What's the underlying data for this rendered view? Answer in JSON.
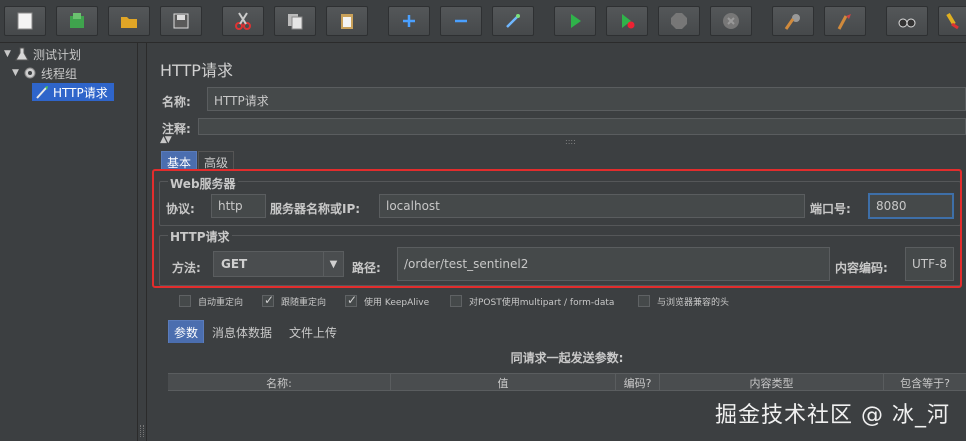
{
  "tree": {
    "plan": "测试计划",
    "thread_group": "线程组",
    "http_request": "HTTP请求"
  },
  "panel": {
    "title": "HTTP请求",
    "name_label": "名称:",
    "name_value": "HTTP请求",
    "comment_label": "注释:",
    "comment_value": ""
  },
  "tabs": [
    "基本",
    "高级"
  ],
  "web_server": {
    "title": "Web服务器",
    "protocol_label": "协议:",
    "protocol_value": "http",
    "server_label": "服务器名称或IP:",
    "server_value": "localhost",
    "port_label": "端口号:",
    "port_value": "8080"
  },
  "http_request": {
    "title": "HTTP请求",
    "method_label": "方法:",
    "method_value": "GET",
    "path_label": "路径:",
    "path_value": "/order/test_sentinel2",
    "encoding_label": "内容编码:",
    "encoding_value": "UTF-8"
  },
  "options": [
    {
      "label": "自动重定向",
      "checked": false
    },
    {
      "label": "跟随重定向",
      "checked": true
    },
    {
      "label": "使用 KeepAlive",
      "checked": true
    },
    {
      "label": "对POST使用multipart / form-data",
      "checked": false
    },
    {
      "label": "与浏览器兼容的头",
      "checked": false
    }
  ],
  "param_tabs": [
    "参数",
    "消息体数据",
    "文件上传"
  ],
  "params_table": {
    "title": "同请求一起发送参数:",
    "columns": [
      "名称:",
      "值",
      "编码?",
      "内容类型",
      "包含等于?"
    ]
  },
  "watermark": "掘金技术社区 @ 冰_河",
  "colors": {
    "highlight_border": "#e22d2d",
    "selection": "#2f65ca",
    "active_tab": "#4b6eaf"
  }
}
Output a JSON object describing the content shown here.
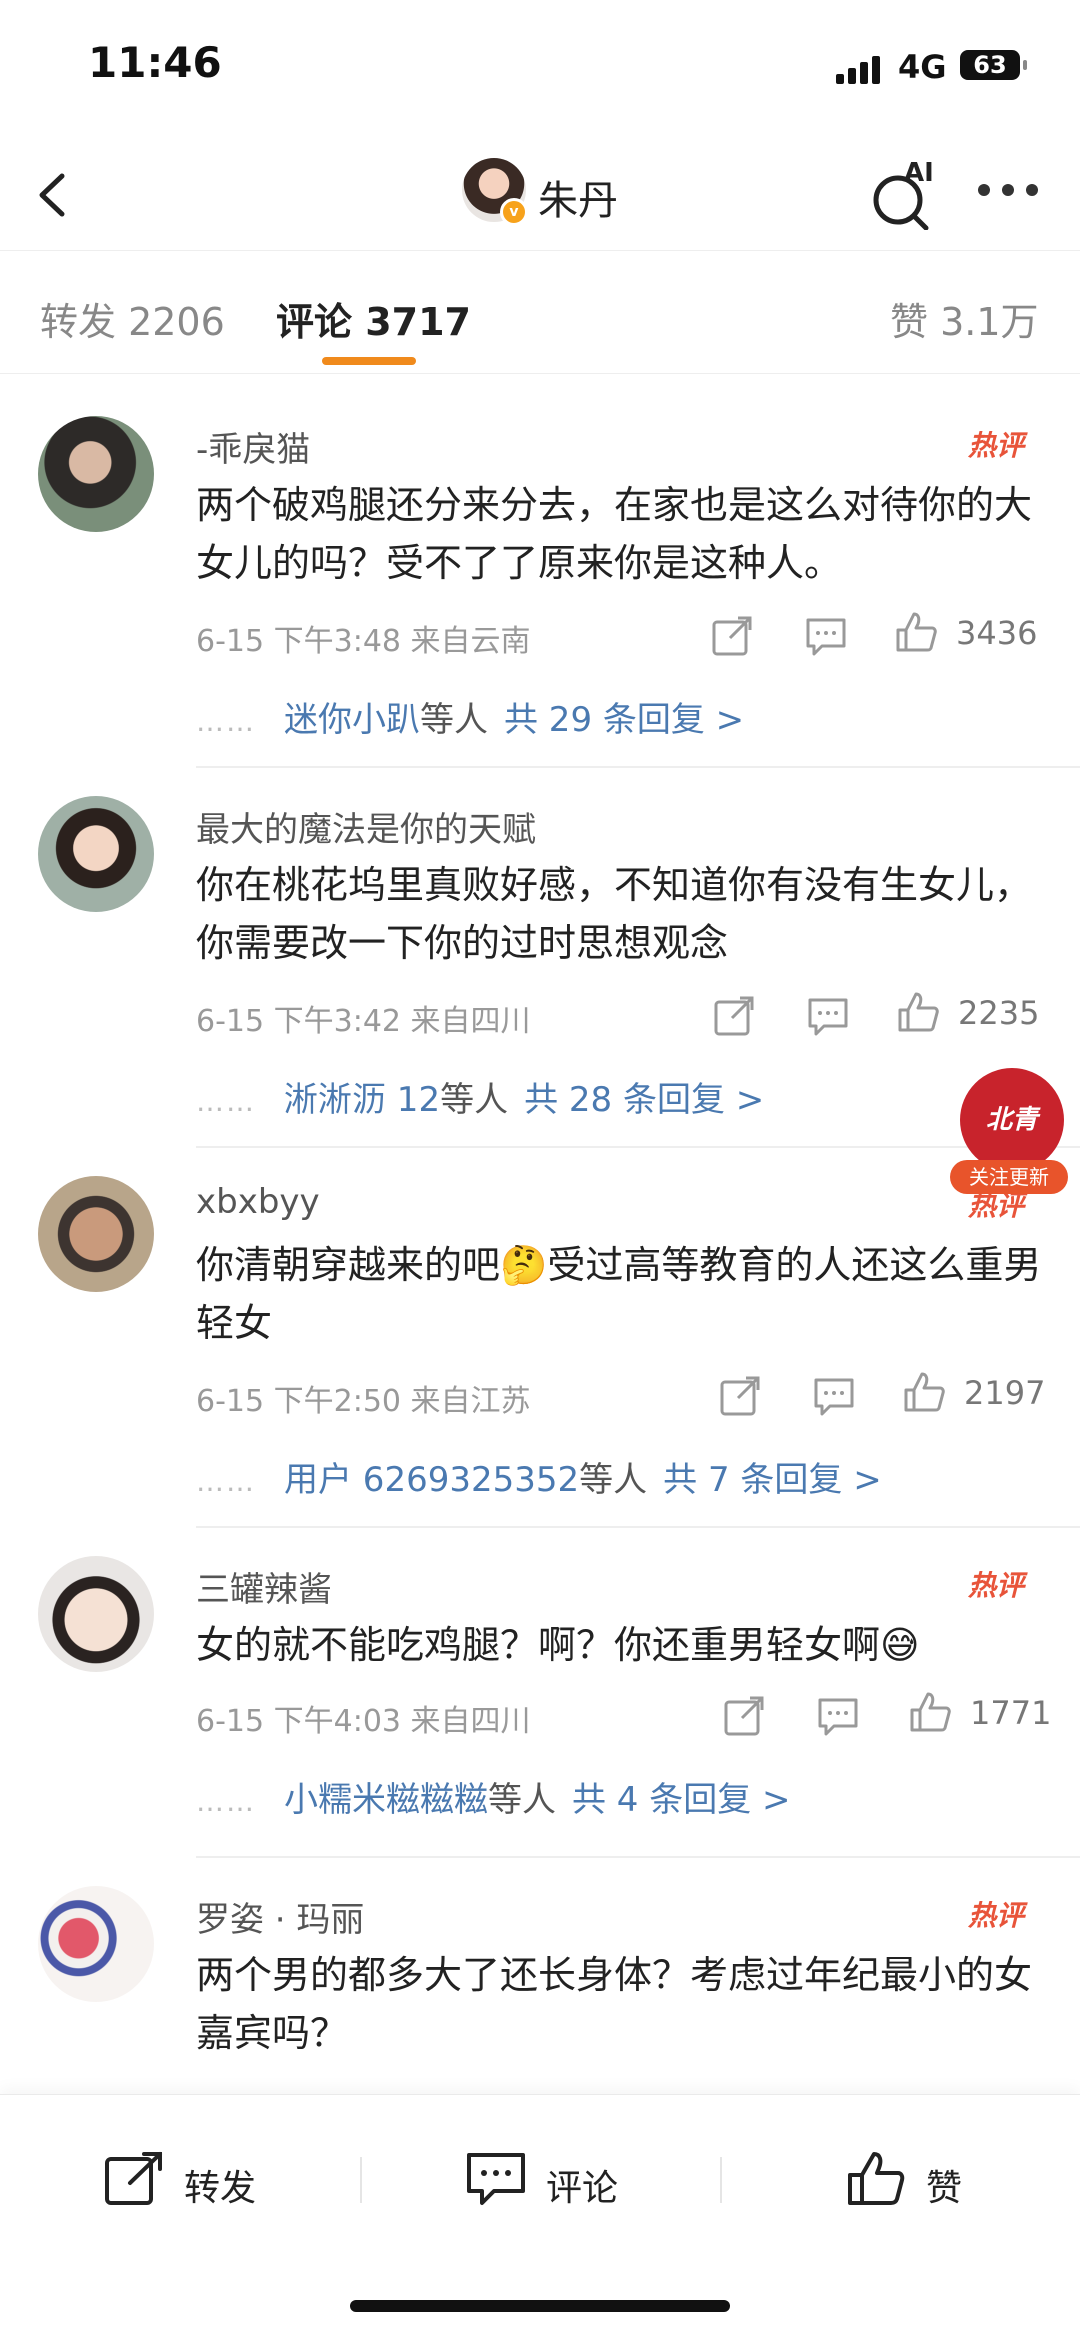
{
  "status": {
    "time": "11:46",
    "network": "4G",
    "battery": "63"
  },
  "header": {
    "title": "朱丹",
    "ai_label": "AI"
  },
  "tabs": [
    {
      "label": "转发 2206"
    },
    {
      "label": "评论 3717"
    },
    {
      "label": "赞 3.1万"
    }
  ],
  "hot_label": "热评",
  "comments": [
    {
      "user": "-乖戾猫",
      "text": "两个破鸡腿还分来分去，在家也是这么对待你的大女儿的吗？受不了了原来你是这种人。",
      "meta": "6-15  下午3:48  来自云南",
      "likes": "3436",
      "reply_dots": "……",
      "reply_names": "迷你小趴",
      "reply_mid": "等人",
      "reply_total": "共 29 条回复 >"
    },
    {
      "user": "最大的魔法是你的天赋",
      "text": "你在桃花坞里真败好感，不知道你有没有生女儿，你需要改一下你的过时思想观念",
      "meta": "6-15  下午3:42  来自四川",
      "likes": "2235",
      "reply_dots": "……",
      "reply_names": "淅淅沥 12",
      "reply_mid": "等人",
      "reply_total": "共 28 条回复 >"
    },
    {
      "user": "xbxbyy",
      "text": "你清朝穿越来的吧🤔受过高等教育的人还这么重男轻女",
      "meta": "6-15  下午2:50  来自江苏",
      "likes": "2197",
      "reply_dots": "……",
      "reply_names": "用户 6269325352",
      "reply_mid": "等人",
      "reply_total": "共 7 条回复 >"
    },
    {
      "user": "三罐辣酱",
      "text": "女的就不能吃鸡腿？啊？你还重男轻女啊😅",
      "meta": "6-15  下午4:03  来自四川",
      "likes": "1771",
      "reply_dots": "……",
      "reply_names": "小糯米糍糍糍",
      "reply_mid": "等人",
      "reply_total": "共 4 条回复 >"
    },
    {
      "user": "罗姿 · 玛丽",
      "text": "两个男的都多大了还长身体？考虑过年纪最小的女嘉宾吗？"
    }
  ],
  "float_badge": {
    "logo": "北青",
    "label": "关注更新"
  },
  "bottom_bar": {
    "repost": "转发",
    "comment": "评论",
    "like": "赞"
  }
}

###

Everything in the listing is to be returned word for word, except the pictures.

Result for this exercise:
What's the underlying data for this rendered view? Answer in JSON.
{
  "tree": {
    "plan": "测试计划",
    "thread_group": "线程组",
    "http_request": "HTTP请求"
  },
  "panel": {
    "title": "HTTP请求",
    "name_label": "名称:",
    "name_value": "HTTP请求",
    "comment_label": "注释:",
    "comment_value": ""
  },
  "tabs": [
    "基本",
    "高级"
  ],
  "web_server": {
    "title": "Web服务器",
    "protocol_label": "协议:",
    "protocol_value": "http",
    "server_label": "服务器名称或IP:",
    "server_value": "localhost",
    "port_label": "端口号:",
    "port_value": "8080"
  },
  "http_request": {
    "title": "HTTP请求",
    "method_label": "方法:",
    "method_value": "GET",
    "path_label": "路径:",
    "path_value": "/order/test_sentinel2",
    "encoding_label": "内容编码:",
    "encoding_value": "UTF-8"
  },
  "options": [
    {
      "label": "自动重定向",
      "checked": false
    },
    {
      "label": "跟随重定向",
      "checked": true
    },
    {
      "label": "使用 KeepAlive",
      "checked": true
    },
    {
      "label": "对POST使用multipart / form-data",
      "checked": false
    },
    {
      "label": "与浏览器兼容的头",
      "checked": false
    }
  ],
  "param_tabs": [
    "参数",
    "消息体数据",
    "文件上传"
  ],
  "params_table": {
    "title": "同请求一起发送参数:",
    "columns": [
      "名称:",
      "值",
      "编码?",
      "内容类型",
      "包含等于?"
    ]
  },
  "watermark": "掘金技术社区 @ 冰_河",
  "colors": {
    "highlight_border": "#e22d2d",
    "selection": "#2f65ca",
    "active_tab": "#4b6eaf"
  }
}
Output a JSON object describing the content shown here.
{
  "status": {
    "time": "11:46",
    "network": "4G",
    "battery": "63"
  },
  "header": {
    "title": "朱丹",
    "ai_label": "AI"
  },
  "tabs": [
    {
      "label": "转发 2206"
    },
    {
      "label": "评论 3717"
    },
    {
      "label": "赞 3.1万"
    }
  ],
  "hot_label": "热评",
  "comments": [
    {
      "user": "-乖戾猫",
      "text": "两个破鸡腿还分来分去，在家也是这么对待你的大女儿的吗？受不了了原来你是这种人。",
      "meta": "6-15  下午3:48  来自云南",
      "likes": "3436",
      "reply_dots": "……",
      "reply_names": "迷你小趴",
      "reply_mid": "等人",
      "reply_total": "共 29 条回复 >"
    },
    {
      "user": "最大的魔法是你的天赋",
      "text": "你在桃花坞里真败好感，不知道你有没有生女儿，你需要改一下你的过时思想观念",
      "meta": "6-15  下午3:42  来自四川",
      "likes": "2235",
      "reply_dots": "……",
      "reply_names": "淅淅沥 12",
      "reply_mid": "等人",
      "reply_total": "共 28 条回复 >"
    },
    {
      "user": "xbxbyy",
      "text": "你清朝穿越来的吧🤔受过高等教育的人还这么重男轻女",
      "meta": "6-15  下午2:50  来自江苏",
      "likes": "2197",
      "reply_dots": "……",
      "reply_names": "用户 6269325352",
      "reply_mid": "等人",
      "reply_total": "共 7 条回复 >"
    },
    {
      "user": "三罐辣酱",
      "text": "女的就不能吃鸡腿？啊？你还重男轻女啊😅",
      "meta": "6-15  下午4:03  来自四川",
      "likes": "1771",
      "reply_dots": "……",
      "reply_names": "小糯米糍糍糍",
      "reply_mid": "等人",
      "reply_total": "共 4 条回复 >"
    },
    {
      "user": "罗姿 · 玛丽",
      "text": "两个男的都多大了还长身体？考虑过年纪最小的女嘉宾吗？"
    }
  ],
  "float_badge": {
    "logo": "北青",
    "label": "关注更新"
  },
  "bottom_bar": {
    "repost": "转发",
    "comment": "评论",
    "like": "赞"
  }
}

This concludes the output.